We have just dealt with planets that we can see with our naked eyes. In general, these planets refer to life as we know and live it, and are the so-called historical or classic planets. Beyond these are three planets that are not visible to the naked eye and which have cycles longer than the average human life span. Since they are beyond Saturn or time, astrologers call them the transpersonal or transcendental planets — the planets beyond the physical. One of the ways astrologers learn something about our life beyond time (eternal life) is through these three outer planets: Uranus, Neptune, and Pluto. Here we find information on how we discover ourselves (Uranus), how we understand and accept these discoveries (Neptune), and, in time, how we depend and identify with them (Pluto).
Uranus: Breakthroughs and Revolution
Uranus, discovered between the American and French revolutions, symbolizes our capacity to go beyond limits. It is about inventiveness, originality and independence. “Uranian” people (those marked strongly by this planet) are unique individuals who act as agents for change, they are awakeners here to help us break our patterns.
Neptune: Ideals & Imagination
Neptune dissolves boundaries and barriers, enabling us to connect with the universe. It’s about inspiration, imagination, compassion, ideals and communion. But, the other side of Neptune is about confusion, illusion and diffusion.

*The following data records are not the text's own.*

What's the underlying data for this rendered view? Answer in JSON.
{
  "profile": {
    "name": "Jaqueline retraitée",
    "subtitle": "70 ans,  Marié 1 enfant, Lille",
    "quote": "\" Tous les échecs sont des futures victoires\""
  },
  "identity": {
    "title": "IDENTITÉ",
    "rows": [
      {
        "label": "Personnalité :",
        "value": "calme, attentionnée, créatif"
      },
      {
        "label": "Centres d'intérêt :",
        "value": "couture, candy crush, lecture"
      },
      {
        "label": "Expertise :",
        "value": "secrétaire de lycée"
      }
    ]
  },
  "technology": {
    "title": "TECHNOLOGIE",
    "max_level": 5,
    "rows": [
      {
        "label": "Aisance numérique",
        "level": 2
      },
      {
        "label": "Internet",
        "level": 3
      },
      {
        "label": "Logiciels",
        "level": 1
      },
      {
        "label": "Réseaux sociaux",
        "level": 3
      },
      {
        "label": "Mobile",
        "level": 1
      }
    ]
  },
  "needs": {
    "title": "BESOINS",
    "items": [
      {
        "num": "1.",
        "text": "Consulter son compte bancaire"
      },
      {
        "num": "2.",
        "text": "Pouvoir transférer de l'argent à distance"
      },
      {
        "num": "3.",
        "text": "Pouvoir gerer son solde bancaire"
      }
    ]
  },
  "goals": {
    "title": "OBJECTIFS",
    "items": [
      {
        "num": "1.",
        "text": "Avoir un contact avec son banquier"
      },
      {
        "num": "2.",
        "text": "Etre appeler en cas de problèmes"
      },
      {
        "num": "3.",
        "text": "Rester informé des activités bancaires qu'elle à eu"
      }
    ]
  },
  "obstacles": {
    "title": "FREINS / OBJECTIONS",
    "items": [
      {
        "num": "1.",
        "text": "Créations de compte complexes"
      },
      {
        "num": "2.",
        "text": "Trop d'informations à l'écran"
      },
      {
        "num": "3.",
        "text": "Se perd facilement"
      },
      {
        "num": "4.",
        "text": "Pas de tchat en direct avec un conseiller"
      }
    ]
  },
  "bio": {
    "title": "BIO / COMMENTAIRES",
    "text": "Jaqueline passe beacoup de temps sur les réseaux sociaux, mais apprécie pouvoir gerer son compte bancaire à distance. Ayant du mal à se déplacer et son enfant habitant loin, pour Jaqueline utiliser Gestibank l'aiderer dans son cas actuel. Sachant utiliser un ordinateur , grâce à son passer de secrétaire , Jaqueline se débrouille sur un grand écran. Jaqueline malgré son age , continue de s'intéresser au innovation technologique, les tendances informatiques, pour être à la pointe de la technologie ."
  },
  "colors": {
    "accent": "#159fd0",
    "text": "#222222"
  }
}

Pluto is the planet of profound change, starting deep within us and moving toward the surface. It often touches upon the most sensitive psychological areas inside us. Once touched, we have no choice but to change and grow. Pluto is about death and rebirth, the transformation that comes from letting go of that which is unessential so that we can get to the core of things.
The Nodes of the Moon: Crossroads
The Nodes of the Moon are not planets, but appear in many charts. The North and South Nodes are those two opposing points where the Earth’s orbit around the Sun is crossed by the Moon’s orbit around the Earth. The South Node of the Moon shows old patterns of behavior and response. The North Node points in the direction of the future, fulfillment and integration. Together the Nodes provide information about how we link ourselves with others.